New featurette highlights how the filmmakers prioritized inclusion in building one of the most diverse crews in animation history.
With BAFTA and Annie Award wins and an Oscar nomination for Best Animated Feature, Sergio Pablos and Netflix’s Klaus has amply shown that in the right storyteller’s hands, 2D animated features can still wow audiences as well as critics.
Klaus tells the story of a bumbling postman named Jesper (Jason Schwartzman) stationed in the fictional town of Smeerensburg on a frozen island high above the Arctic Circle, where the locals have been feuding for years. He befriends a teacher named Alva (Rashida Jones) and Klaus (J.K. Simmons), a mysterious carpenter who lives alone in a cabin full of handmade toys. Together, they manage to bring the Christmas spirit back to the town.
The film, shopped around to various studios, was perceived as "too risky," until Netflix acquired the rights in November 2017. Part of the perceived risk was Pablos’ plan to produce the film using traditional 2D animation; since arriving in the 1990s, CG-animated features have become the big studio norm, routinely breaking box office records while pushing 2D / hand-drawn animated features into the “lost art” category.
Pablos’ filmmaking team included veteran producers Jinko Gotoh (The Lego Movie 2, The Little Prince) and Marisa Román (Co-founder – with Pablos - and producer at The SPA Studios in Madrid). For Klaus, the two devoted considerable energy and focus on building an inclusive and diverse production team; they assembled a young but enthusiastic and talented crew that jumped at the chance to learn and work in 2D despite their predominantly CG animation backgrounds.

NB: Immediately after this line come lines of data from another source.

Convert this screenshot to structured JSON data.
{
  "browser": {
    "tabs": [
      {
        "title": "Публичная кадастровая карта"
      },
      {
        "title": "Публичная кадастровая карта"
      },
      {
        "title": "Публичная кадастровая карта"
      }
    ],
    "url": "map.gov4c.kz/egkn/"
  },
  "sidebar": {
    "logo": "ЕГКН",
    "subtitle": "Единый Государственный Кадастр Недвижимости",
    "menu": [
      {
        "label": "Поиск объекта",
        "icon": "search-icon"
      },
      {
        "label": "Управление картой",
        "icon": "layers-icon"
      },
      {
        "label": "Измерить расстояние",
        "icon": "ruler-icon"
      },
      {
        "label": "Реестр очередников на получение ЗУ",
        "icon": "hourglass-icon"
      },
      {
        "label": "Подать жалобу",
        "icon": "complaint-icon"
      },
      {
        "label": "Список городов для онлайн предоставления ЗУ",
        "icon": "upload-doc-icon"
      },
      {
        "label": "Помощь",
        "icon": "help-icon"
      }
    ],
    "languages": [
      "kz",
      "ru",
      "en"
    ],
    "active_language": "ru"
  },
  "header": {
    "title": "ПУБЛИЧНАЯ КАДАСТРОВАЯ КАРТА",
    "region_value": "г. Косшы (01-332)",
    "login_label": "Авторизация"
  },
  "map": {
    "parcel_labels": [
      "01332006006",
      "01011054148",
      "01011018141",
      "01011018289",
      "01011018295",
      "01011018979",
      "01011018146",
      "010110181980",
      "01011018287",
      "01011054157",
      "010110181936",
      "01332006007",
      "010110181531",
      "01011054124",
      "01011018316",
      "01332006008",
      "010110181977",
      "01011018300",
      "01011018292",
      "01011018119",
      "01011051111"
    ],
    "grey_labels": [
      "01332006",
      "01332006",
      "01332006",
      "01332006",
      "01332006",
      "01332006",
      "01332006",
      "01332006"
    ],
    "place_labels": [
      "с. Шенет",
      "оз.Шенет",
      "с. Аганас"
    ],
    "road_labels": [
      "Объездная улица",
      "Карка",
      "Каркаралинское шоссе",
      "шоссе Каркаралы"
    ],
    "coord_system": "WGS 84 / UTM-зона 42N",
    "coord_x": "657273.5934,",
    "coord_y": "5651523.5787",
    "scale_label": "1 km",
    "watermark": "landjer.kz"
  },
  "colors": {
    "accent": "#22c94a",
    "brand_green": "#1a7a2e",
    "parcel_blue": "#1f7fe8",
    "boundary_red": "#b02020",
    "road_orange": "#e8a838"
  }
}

The film’s success and stream of international accolades demonstrates that as one of the entertainment industry’s most “team-oriented” creative mediums, animation can and does thrive with crews that more fully represent the widely diverse audiences that routinely enjoy watching the finished product.
Please enjoy this new featurette, The Women of Klaus, where Gotoh and Román discuss how prioritizing inclusion helped them build one of the most diverse crews in animation history.
Dan Sarto is Publisher and Editor-in-Chief of Animation World Network.